Republican John McCain, who supported the Military Commissions Act provision struck down Thursday, said of the ruling: "it obviously concerns me. These are unlawful combatants, they are not American citizens." He added that since the court had spoken, it was time "to move forward. As you know I always favored closing
Democrat Barack Obama praised the ruling as "an important step toward re-establishing our credibility as a nation committed to the rule of law, and rejecting a false choice between fighting terrorism and respecting habeas corpus." The
One of these two men… Obama or McCain… depending on the outcome of this November’s election, will nominate at least one, if not three, members to the Supreme Court. Justice Stevens is 88 years old, Justice Ginsburg is 75, and Justice Kennedy is 71. At least two of these three have mused about retiring in the very recent past. All three sided with the majority in Boumediene. If the tea leaves are correct and the congress becomes overwhelmingly Democratic, Obama’s nominations will sail through virtually unimpeded. We’ll survive a single-term Obama presidency, if push comes to shove. But will we survive a liberal Supreme Court that will last at least one generation, if not more? I’m not willing to roll the dice on that one.
Americans have a God-given right, enshrined in our Constitution, to vote for whomever they please. Americans have a God-given right to be stupid, too. I’ve read a LOT of stupidity...and there's no other word for it... emanating from the mouths of so-called “conservatives” of late…stupidity in the form of “I’ll vote Libertarian” or “I’ll vote independent” or “I’ll stay home, rather than vote for McCain.” Any one of those actions is nothing more than an Obama-enabler, coz that’s the way our system works… like it or not. And by enabling Obama, you enable a

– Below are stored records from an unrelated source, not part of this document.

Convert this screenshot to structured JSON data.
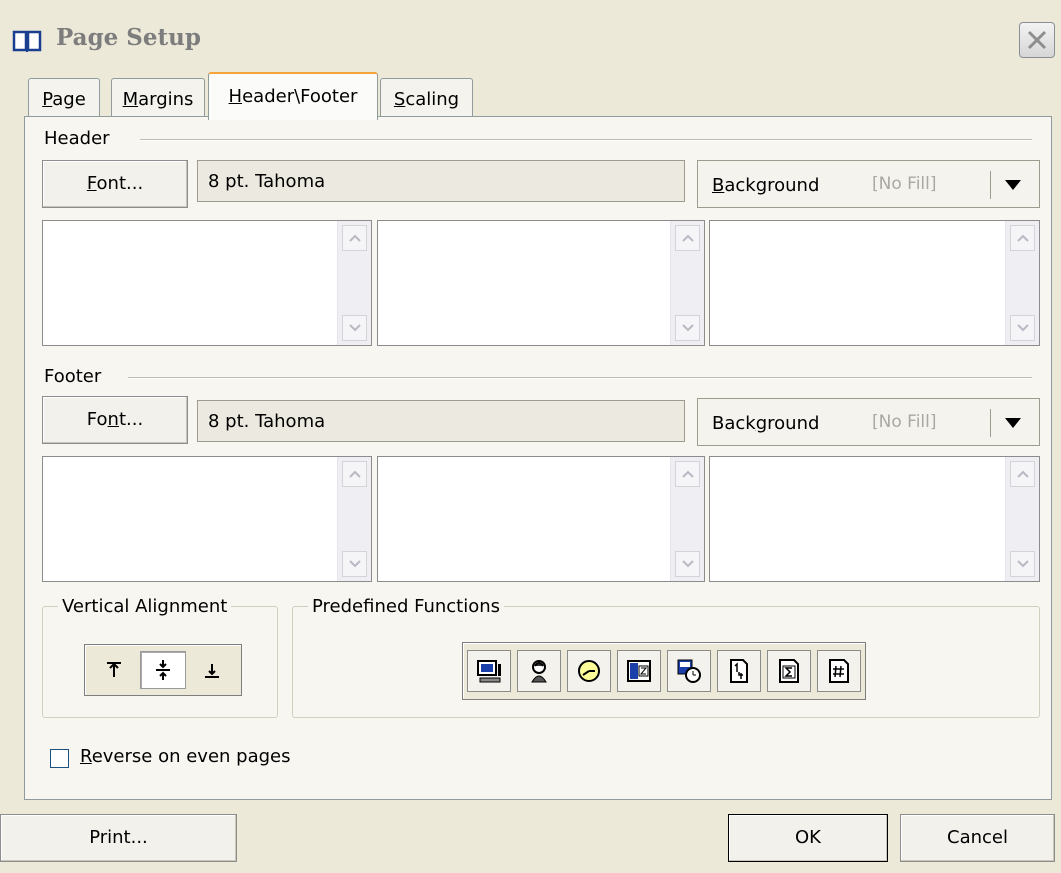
{
  "window": {
    "title": "Page Setup"
  },
  "tabs": [
    "Page",
    "Margins",
    "Header\\Footer",
    "Scaling"
  ],
  "header": {
    "group_label": "Header",
    "font_button": "Font...",
    "font_value": "8 pt. Tahoma",
    "background_label": "Background",
    "background_value": "[No Fill]"
  },
  "footer": {
    "group_label": "Footer",
    "font_button": "Font...",
    "font_value": "8 pt. Tahoma",
    "background_label": "Background",
    "background_value": "[No Fill]"
  },
  "vertical_alignment": {
    "label": "Vertical Alignment",
    "options": [
      "top-align-icon",
      "center-align-icon",
      "bottom-align-icon"
    ],
    "selected": 1
  },
  "predefined_functions": {
    "label": "Predefined Functions",
    "icons": [
      "computer-name-icon",
      "user-name-icon",
      "time-icon",
      "date-icon",
      "date-time-icon",
      "page-number-icon",
      "total-pages-icon",
      "page-count-icon"
    ]
  },
  "reverse_checkbox": {
    "label": "Reverse on even pages",
    "checked": false
  },
  "buttons": {
    "print": "Print...",
    "ok": "OK",
    "cancel": "Cancel"
  }
}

Think about that… long and hard. You have a God-given right to be stupid, but I hope you choose not to exercise it. To say “there’s a lot at stake in this election” belabors the obvious.
Further: Lex put up a good post yesterday on the impact of the Boumediene decision on the war and the military, specifically.
The fact that two co-equal branches of government co-operated to create the Detainee Treatment and Military Commission Acts does not in itself overthrow the principle of judicial supremacy. Justice Kennedy gets to be The Decider.
The fact that of the many detainees who challenge their detention in court, some will be released and some of those find a way back to the killing fields is neither novel, nor, really any barrier to those who interpret law: If you cannot prove forensically that a terrorist committed a crime, you may not legally restrain him for what he might do. So, tighten up those chain-of-custody procedures, soldier.
The fact that the Supremes have decided, having offered the President and Congress the opportunity to get it right, that they hadn’t after all does rather smack of a hubristic declaration that, “We don’t actually have a plan, we just know that we don’t like yours.”
It just sucks.